I have encountered many males romantically, as well as platonically that decide to attach a stigma around male condoms. Well that’s just fine if they decide that is how they feel because everyone is entitled to decisions about their sex life!
However, not all 20 something women are aware that there is a FEMALE solution to these problems, and a way to take control of your sex life, while taking charge of your own protection. What’s the secret to this female empowerment in the bedroom, the female condom (FC2), also known as the receptive condom. Below are some of the most common excuses males use to deter condom use, and how the FC2 is able to answer these questions with zest!
“Do I have to wear one, I don’t want to ruin the moment?”
“You don’t have to wear one, I already have mine in!”
*The FC2 can be inserted several hours before intercourse and the material is specifically made to warm to the body, so if your partner is a male, and has an issue wearing a condom- no worries, you’ve got it under control.
“You’re on the pill, right?”
“Are you on the pill?”
*Well, condoms have more than one purpose and preventing the spread of STIs is a major function, not to mention it is impolite to assume all women are on some form of birth control. The prevention of pregnancy and STIs during sexual activities should be an equally shared activity. However, the FC2 prevents both pregnancy, and STIs!
“I’ll pull out, I swear”
“I trust you, but I also want to still use protection, and you can still pull out if you want”
*First we can circle back to the discussion of condoms preventing STIs, and the pullout or withdrawal method does not protect against STIs or HIVs in anyway. Personally, when I think of the withdrawal method I think, do I really want my partner in complete control of possibly impregnating me? Withdrawal is only 78% effective, and if I was a betting person, I would not bet on those odds. Whereas the female condom, I completely control, my partner does not have to do anything, or be focused on pulling out. Instead, if my partner decides to pull out because they enjoy that, great! And I can still be protected.
“Not a problem, the FC2 is made of either polyurethane, or nitrile”
*Now I understand all females may not be completely comfortable with that lingo, but basically the FC2 is not made out of latex, so if your partner is using that as an excuse you have an answer, as well as if your partner actually has a latex allergy the FC2 is a great alternative to latex condoms. Polyurethane and nitrile are also thicker than latex, so the material has less of a chance of breaking than a male condom, and can be used with oil-based lube, whereas male condoms should only be used with water-based lubricant.
“Condoms don’t fit me”
“The female condom adheres to my body, so you won’t be restricted”
*To also answer this question, while working as a sexpert with trojan I have seen condoms go through an excessive amount of testing, and I can fit a regular sized condom (not magnum) from my hand to elbow without breaking (that is a little larger than 12inches). However, if your partner still feels their package is too large, the FC2 can answer that question.
Now to remember some basic sexual health tips, you never want to use a condom more than once, and you never want to use a male condom and a female condom at the same time.
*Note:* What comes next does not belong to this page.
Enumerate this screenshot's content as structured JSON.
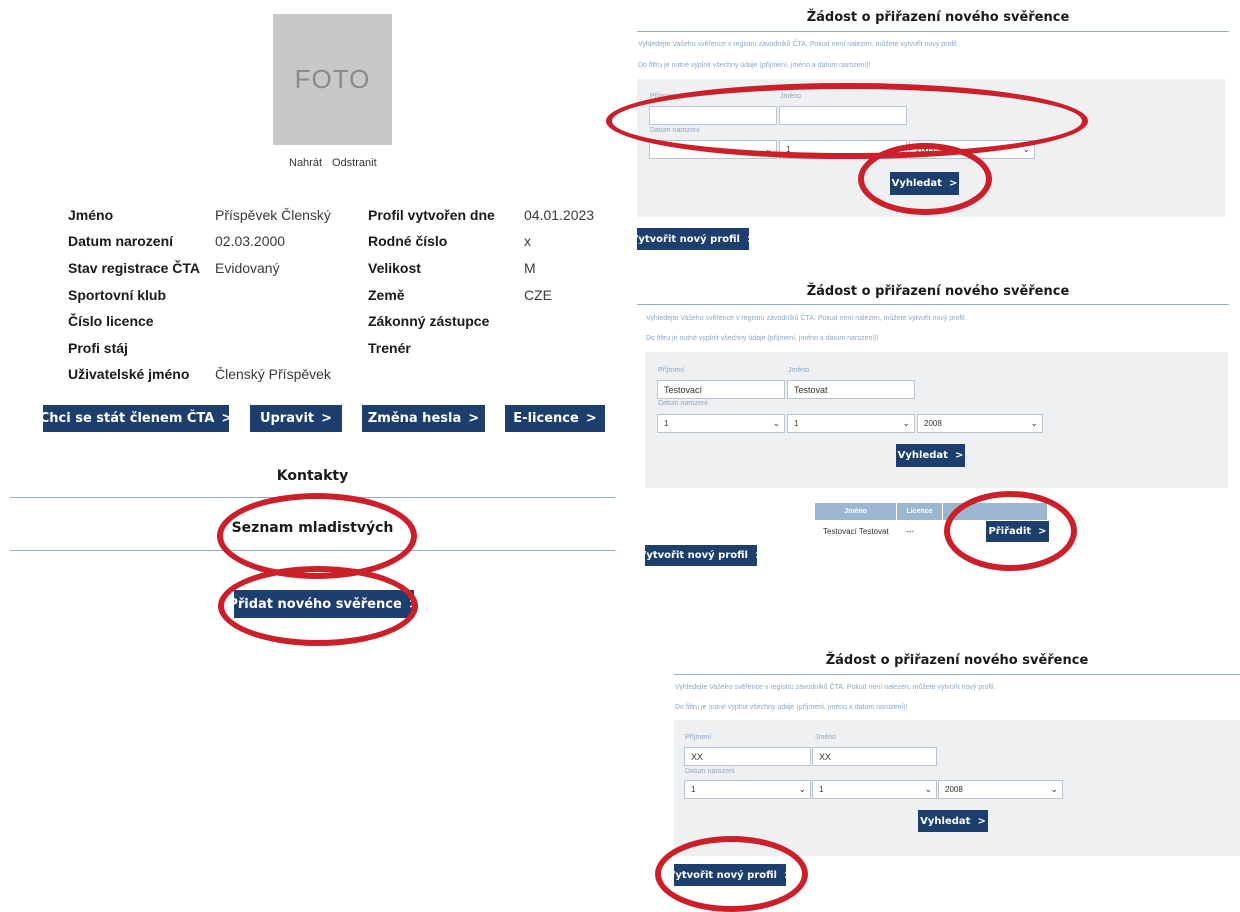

Female condoms are available for purchase at most Walgreens, as well as online through Amazon and are comparable to price in male condoms. However, I encourage all sexually active individuals to visit their local health department to snag some condoms cost free.
Some locations in Chicago that provide free resources (including free STI testing):
Howard Brown Health Center: 4025 N. Sheridan Road
Center On Halsted: 3656 N. Halsted Street
Broadway Youth Center: 615 W. Wellington Street
Some of my personal favorite sexual health education sites are listed below as well if you are interested in more information: